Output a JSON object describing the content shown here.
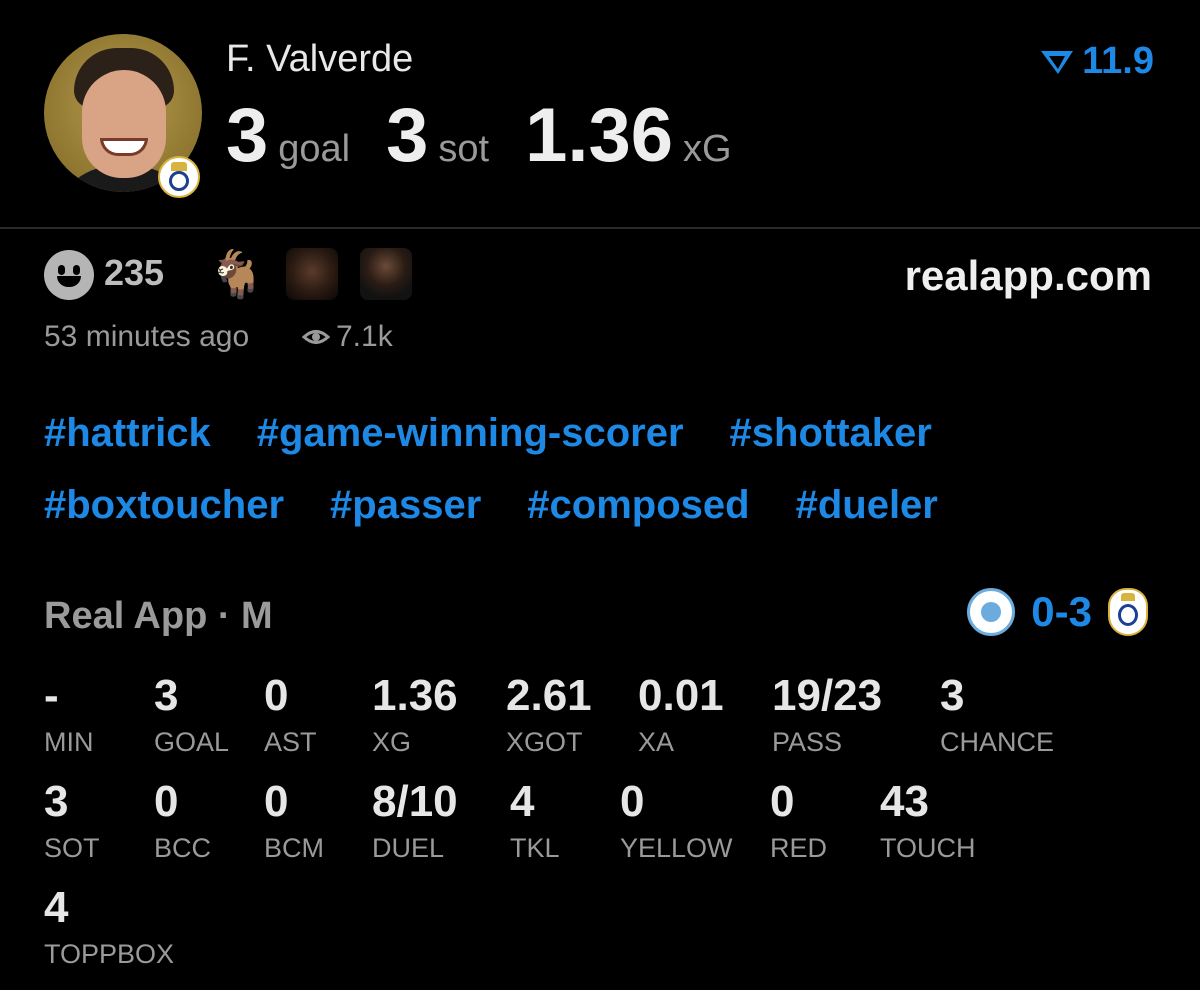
{
  "player": {
    "name": "F. Valverde",
    "goals": "3",
    "goals_unit": "goal",
    "sot": "3",
    "sot_unit": "sot",
    "xg": "1.36",
    "xg_unit": "xG",
    "rating": "11.9"
  },
  "engagement": {
    "reaction_count": "235",
    "site": "realapp.com",
    "time": "53 minutes ago",
    "views": "7.1k"
  },
  "tags": [
    [
      "#hattrick",
      "#game-winning-scorer",
      "#shottaker"
    ],
    [
      "#boxtoucher",
      "#passer",
      "#composed",
      "#dueler"
    ]
  ],
  "match": {
    "label": "Real App · M",
    "score": "0-3"
  },
  "stats": [
    {
      "value": "-",
      "label": "MIN"
    },
    {
      "value": "3",
      "label": "GOAL"
    },
    {
      "value": "0",
      "label": "AST"
    },
    {
      "value": "1.36",
      "label": "XG"
    },
    {
      "value": "2.61",
      "label": "XGOT"
    },
    {
      "value": "0.01",
      "label": "XA"
    },
    {
      "value": "19/23",
      "label": "PASS"
    },
    {
      "value": "3",
      "label": "CHANCE"
    },
    {
      "value": "3",
      "label": "SOT"
    },
    {
      "value": "0",
      "label": "BCC"
    },
    {
      "value": "0",
      "label": "BCM"
    },
    {
      "value": "8/10",
      "label": "DUEL"
    },
    {
      "value": "4",
      "label": "TKL"
    },
    {
      "value": "0",
      "label": "YELLOW"
    },
    {
      "value": "0",
      "label": "RED"
    },
    {
      "value": "43",
      "label": "TOUCH"
    },
    {
      "value": "4",
      "label": "TOPPBOX"
    }
  ],
  "colors": {
    "background": "#000000",
    "accent": "#1e88e5",
    "muted": "#9a9a9a"
  }
}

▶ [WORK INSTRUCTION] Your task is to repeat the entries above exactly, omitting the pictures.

▶ [RESPONSE TO THE EXERCISE]
Output a JSON object describing the content shown here.
{
  "player": {
    "name": "F. Valverde",
    "goals": "3",
    "goals_unit": "goal",
    "sot": "3",
    "sot_unit": "sot",
    "xg": "1.36",
    "xg_unit": "xG",
    "rating": "11.9"
  },
  "engagement": {
    "reaction_count": "235",
    "site": "realapp.com",
    "time": "53 minutes ago",
    "views": "7.1k"
  },
  "tags": [
    [
      "#hattrick",
      "#game-winning-scorer",
      "#shottaker"
    ],
    [
      "#boxtoucher",
      "#passer",
      "#composed",
      "#dueler"
    ]
  ],
  "match": {
    "label": "Real App · M",
    "score": "0-3"
  },
  "stats": [
    {
      "value": "-",
      "label": "MIN"
    },
    {
      "value": "3",
      "label": "GOAL"
    },
    {
      "value": "0",
      "label": "AST"
    },
    {
      "value": "1.36",
      "label": "XG"
    },
    {
      "value": "2.61",
      "label": "XGOT"
    },
    {
      "value": "0.01",
      "label": "XA"
    },
    {
      "value": "19/23",
      "label": "PASS"
    },
    {
      "value": "3",
      "label": "CHANCE"
    },
    {
      "value": "3",
      "label": "SOT"
    },
    {
      "value": "0",
      "label": "BCC"
    },
    {
      "value": "0",
      "label": "BCM"
    },
    {
      "value": "8/10",
      "label": "DUEL"
    },
    {
      "value": "4",
      "label": "TKL"
    },
    {
      "value": "0",
      "label": "YELLOW"
    },
    {
      "value": "0",
      "label": "RED"
    },
    {
      "value": "43",
      "label": "TOUCH"
    },
    {
      "value": "4",
      "label": "TOPPBOX"
    }
  ],
  "colors": {
    "background": "#000000",
    "accent": "#1e88e5",
    "muted": "#9a9a9a"
  }
}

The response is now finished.